One of the first state companies to approve a share reform, Bao Shan Steel, surprised the market with a compensation ratio of 2.2 free shares for every 10 owned by investors. The company also committed 4 billion yuan to prop up the share price and promised to pay a cash divided for each of the next three years equivalent to 7.6 per cent.
The plan beat fund manager expectations who had forecast the board would approve just 1.5 to 2 shares in compensation.
'For investors who make investment decisions based on fundamentals, this should make A-shares extremely attractive because it represents a 23 per cent price discount and a potential of 30 per cent-plus gains based on the price level prior to the announcement of the share reform programme,' said Lipper analyst Linbo Fan, commenting on the overall reform plan.

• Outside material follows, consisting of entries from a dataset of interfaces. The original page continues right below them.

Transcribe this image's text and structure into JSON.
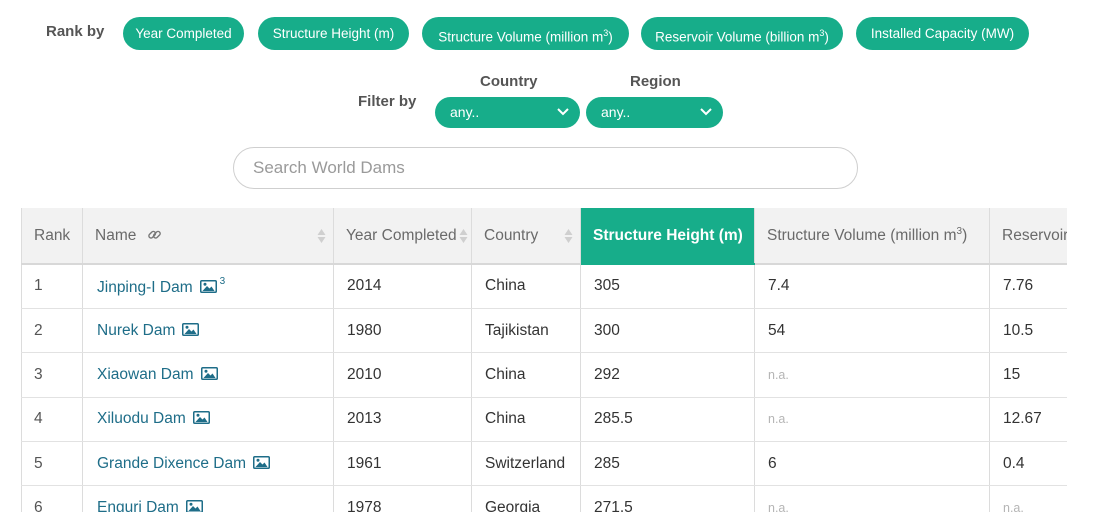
{
  "rank_by": {
    "label": "Rank by",
    "options": [
      {
        "label": "Year Completed",
        "sup": ""
      },
      {
        "label": "Structure Height (m)",
        "sup": ""
      },
      {
        "label": "Structure Volume (million m",
        "sup": "3",
        "suffix": ")"
      },
      {
        "label": "Reservoir Volume (billion m",
        "sup": "3",
        "suffix": ")"
      },
      {
        "label": "Installed Capacity (MW)",
        "sup": ""
      }
    ]
  },
  "filter": {
    "label": "Filter by",
    "country": {
      "label": "Country",
      "value": "any.."
    },
    "region": {
      "label": "Region",
      "value": "any.."
    }
  },
  "search": {
    "placeholder": "Search World Dams",
    "value": ""
  },
  "accent_color": "#17ad8a",
  "table": {
    "columns": {
      "rank": "Rank",
      "name": "Name",
      "year": "Year Completed",
      "country": "Country",
      "height": "Structure Height (m)",
      "volume": "Structure Volume (million m",
      "volume_sup": "3",
      "volume_suffix": ")",
      "reservoir": "Reservoir Volume (billion m"
    },
    "active_column": "height",
    "rows": [
      {
        "rank": "1",
        "name": "Jinping-I Dam",
        "img_count": "3",
        "year": "2014",
        "country": "China",
        "height": "305",
        "volume": "7.4",
        "reservoir": "7.76"
      },
      {
        "rank": "2",
        "name": "Nurek Dam",
        "img_count": "",
        "year": "1980",
        "country": "Tajikistan",
        "height": "300",
        "volume": "54",
        "reservoir": "10.5"
      },
      {
        "rank": "3",
        "name": "Xiaowan Dam",
        "img_count": "",
        "year": "2010",
        "country": "China",
        "height": "292",
        "volume": "n.a.",
        "reservoir": "15"
      },
      {
        "rank": "4",
        "name": "Xiluodu Dam",
        "img_count": "",
        "year": "2013",
        "country": "China",
        "height": "285.5",
        "volume": "n.a.",
        "reservoir": "12.67"
      },
      {
        "rank": "5",
        "name": "Grande Dixence Dam",
        "img_count": "",
        "year": "1961",
        "country": "Switzerland",
        "height": "285",
        "volume": "6",
        "reservoir": "0.4"
      },
      {
        "rank": "6",
        "name": "Enguri Dam",
        "img_count": "",
        "year": "1978",
        "country": "Georgia",
        "height": "271.5",
        "volume": "n.a.",
        "reservoir": "n.a."
      }
    ]
  }
}
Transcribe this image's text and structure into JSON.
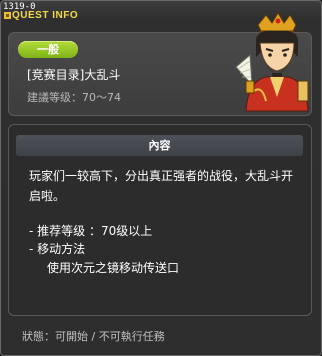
{
  "window": {
    "quest_id": "1319-0",
    "title": "QUEST INFO"
  },
  "header": {
    "level_badge": "一般",
    "quest_name": "[竞赛目录]大乱斗",
    "quest_level": "建議等级：70～74"
  },
  "body": {
    "section_title": "內容",
    "description": "玩家们一较高下，分出真正强者的战役，大乱斗开启啦。",
    "details": [
      "- 推荐等级 ：70级以上",
      "- 移动方法",
      "使用次元之镜移动传送口"
    ]
  },
  "status": "狀態：可開始 / 不可執行任務",
  "colors": {
    "title": "#f4d84a",
    "badge": "#8fc21e",
    "panel": "#3d3d3d"
  }
}
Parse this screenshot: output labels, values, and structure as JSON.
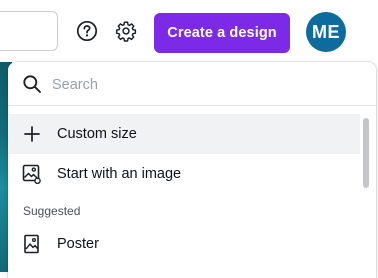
{
  "topbar": {
    "help_icon": "question-circle-icon",
    "settings_icon": "gear-icon",
    "create_button_label": "Create a design",
    "avatar_initials": "ME",
    "colors": {
      "primary": "#7d2ae8",
      "avatar": "#0d6b9e"
    }
  },
  "dropdown": {
    "search_placeholder": "Search",
    "items": [
      {
        "label": "Custom size",
        "icon": "plus-icon",
        "active": true
      },
      {
        "label": "Start with an image",
        "icon": "image-icon",
        "active": false
      }
    ],
    "section_label": "Suggested",
    "suggested": [
      {
        "label": "Poster",
        "icon": "poster-icon"
      }
    ]
  }
}
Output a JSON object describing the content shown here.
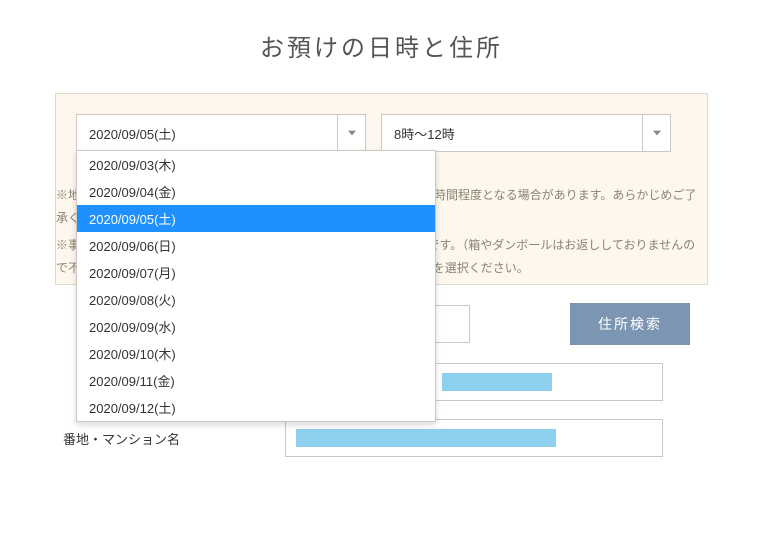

The government may announce rules as early as August 20 to expand the programme to all domestically listed companies, according to state media reports last week.
The disposal of state shareholdings has a phased schedule. No sales are permitted in the first year, 5 per cent in the second, and 10 per cent in the third.
Aaron Boesky, director of the Cayman Islands-registered Marco Polo Investments, estimates that when the effects of the bonus-share scheme are factored in across the exchange, the average price/earnings will fall from 16 to 13.
'All the reform is doing is giving away, in some cases 20 to 40 per cent of their shares, to the current shareholders in exchange for the right to dispose of their remaining holdings in the future to parties that we don't know yet,' he said.
He added the bonus shares will be paid out to investors shortly after board approval and is not tied to the disposal schedule of the state company.
The share reform programme began in April and so far 12 companies have approved reform packages. Another 33 companies are expected to complete their approvals in the next two weeks.
'Before the pilot programme, we knew there was going to be a disposal of government-owned shares at some point, but no one was expecting the windfall of these bonus shares,' Mr Boesky said.
Only one company, Tsinghua Tongfang, has had its reform plan rejected.
Mr Boesky said an increase in the A-share quota allocated to qualified foreign institutional investors (QFFIIs) to US$10 billion from US$4 billion, should bolster the market. At the end of March, QFFIIs had invested 4.48 billion yuan in A shares, less than 0.5 per cent of total market capitalisation, and less than 10 per cent of their quota.